One of the dumbest brilliant ideas of late is the “automatic typing” feature of computer programs utilizing text — everything from email to documents (such as this one) uses a function which anticipates what the writer intends to say, while at the same time providing correct spelling and agreement in tense between nouns and verbs. It is a suped-up spell checker, which can result in perplexing as well as surprising sentences and word substitutions.
The holiday season is a wonderful opportunity for renewal. From connecting with loved ones around the Thanksgiving table to making resolutions for the new year, these celebratory weeks inspire us to be more generous, thoughtful and kind.
Wars, wars, wars — all wars are all turf wars. The Russians grab Crimea, they have a toehold in Syria (right next to Turkey), and both are picking for a fight. Silently, the Russians are positioning to control the Arctic as well. China is creating new islands, as they destroy valuable coral reefs and daring anyone to challenge them.
Christmas cards! For reasons that are unclear to me, I stopped sending Christmas cards in the season immediately following 9/11. Apparently, other people felt the same way, as I received only a few cards that year, and still they arrive in comparatively small numbers.
The vivid red display of poinsettias has been a holiday tradition for nearly a century. They were introduced into the United States from southern Mexico, where they are native, in 1825 and have steadily grown in popularity. The common name honors Joel Roberts Poinsett, our first minister to Mexico.
Gov. Cuomo recently announced that Central New York is one of three regions to receive $500 million through the Upstate Revitalization Initiative. As the largest investment of state aid our region has ever seen, this represents an unprecedented opportunity for our economic future.
Young actors bring “A Christmas Story” to life at Shoppingtown’s CNY Playhouse
Viewers of the 1983 movie “A Christmas Story” know what to expect — Ralphie Parker’s desperate desire for a BB gun, his father’s fascination with a sexy-leg lamp, his brother’s wee-wee whining, his mother’s meatloaf and red cabbage and his own devotion to Little Orphan Annie’s radio show.
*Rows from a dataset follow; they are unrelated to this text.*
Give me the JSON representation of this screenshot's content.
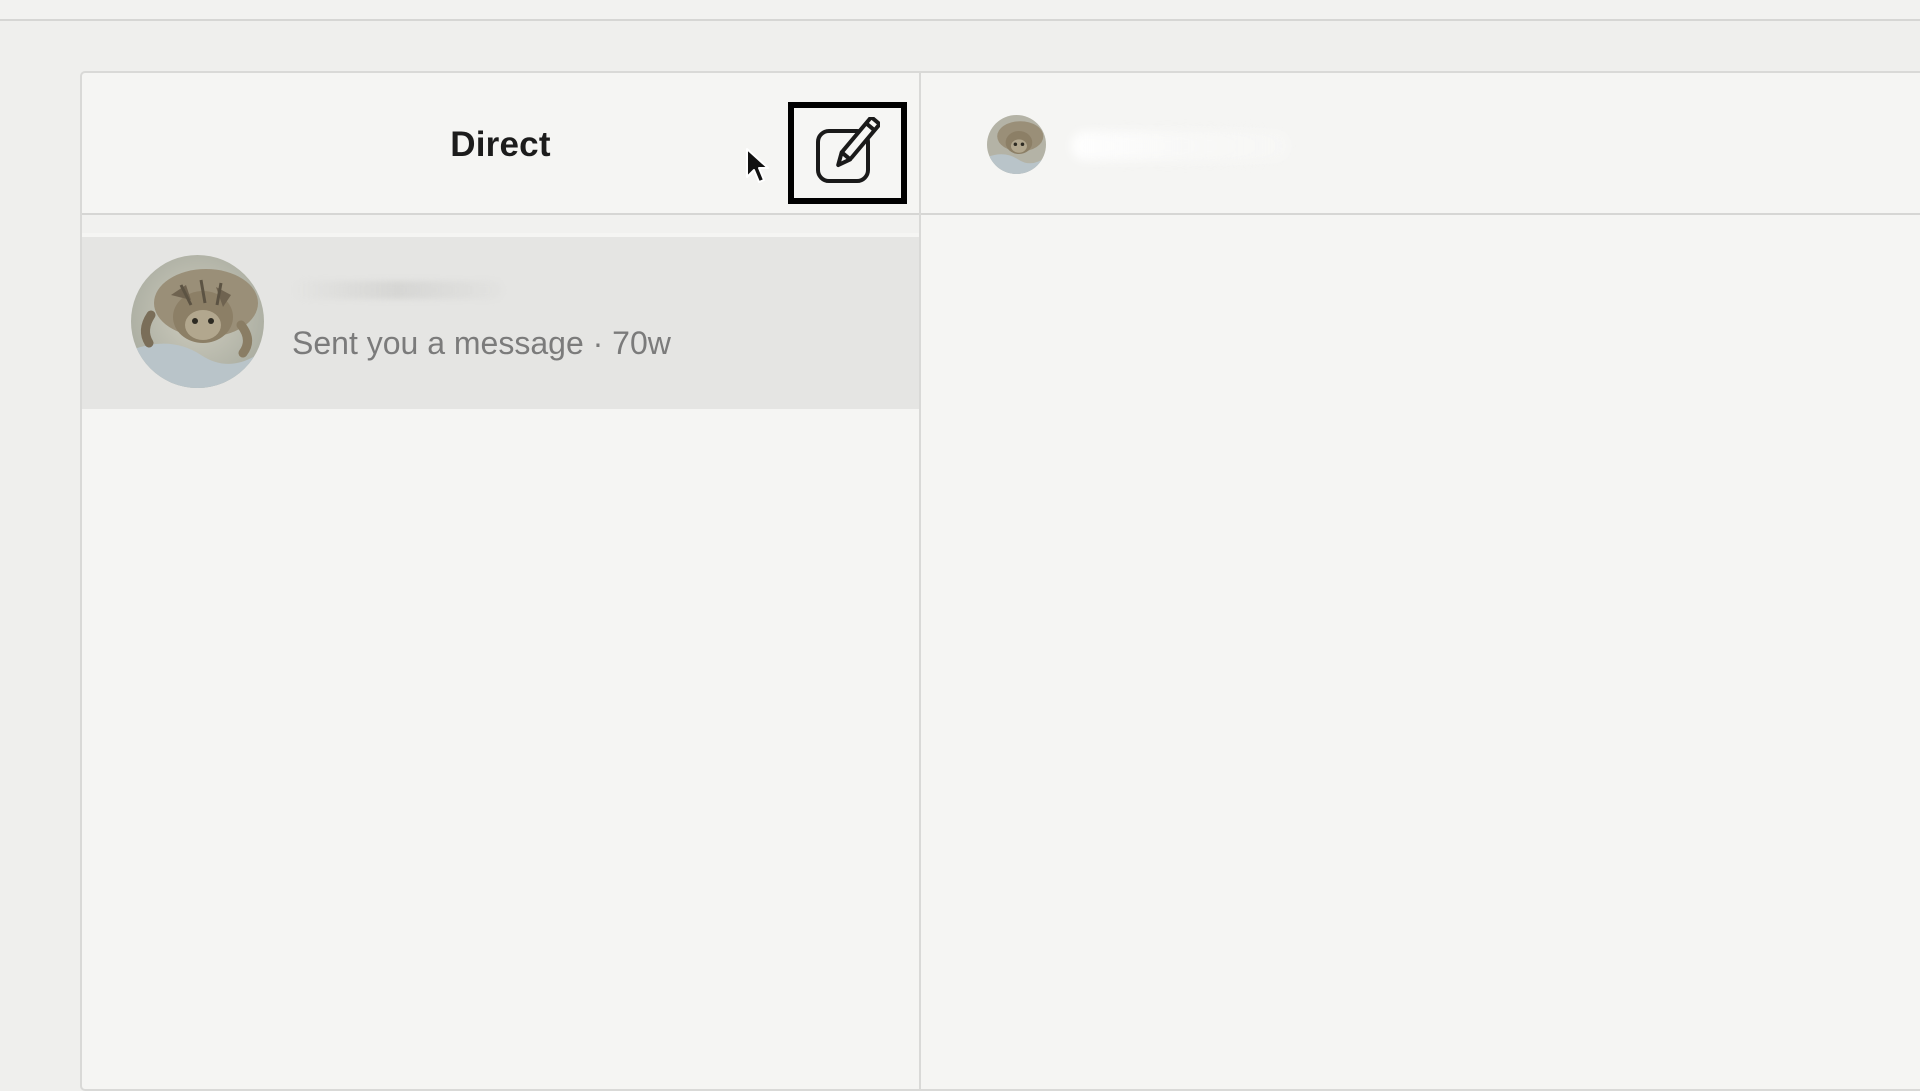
{
  "inbox": {
    "title": "Direct",
    "compose_icon": "compose-icon",
    "threads": [
      {
        "avatar_icon": "cat-avatar",
        "preview": "Sent you a message · 70w"
      }
    ]
  },
  "chat": {
    "avatar_icon": "cat-avatar"
  },
  "cursor_icon": "pointer-cursor-icon"
}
I became acutely aware of the Girl Scouts when my granddaughter became a Brownie this year. My first thought was, “Oh my! How the years pass by.” My next thought was, “What do the Brownies do?” I posed that question to my granddaughter’s mother, my daughter, who suggested that I speak with the troop leader, Dawn Mills, and recommended that Dawn be my next “Volunteer of the Month.” So, here we go.
In May of 1977, the first “Star Wars” movie (later re-titled “A New Hope”) was released in theaters — and the movies would never be the same. Nor, for that matter, would I. This was a movie that changed the way I viewed movies. In some ways, I became obsessed with the culture that was “Star Wars.”
So, we survived the post-Thanksgiving gauntlet — Black Friday, Shop Local Saturday and Cyber Monday. The stress is pervasive, even without participating, since the the stores have been plastered with signs, the newspapers filled with ads, and the media broadcasting frenzy for weeks before; supposing you escaped being affected by the enervating environment, it is difficult to remain calm when everyone else is supercharged.
- Beauty is skin deep, but cancer kills
- Cracked swan eggs creates uproar; harsher crimes ignored
- Drunken driving consequences reverberate through community
- Seeking the definition of a deadly weapon
- Fighting back against autoimmune diseases
- Opinion: Editorial cartoon
- 'Contact the Editor' Link
- Open government should be the norm
- Fire departments risk burning bridges with online photos
- Tweet me: The power of social media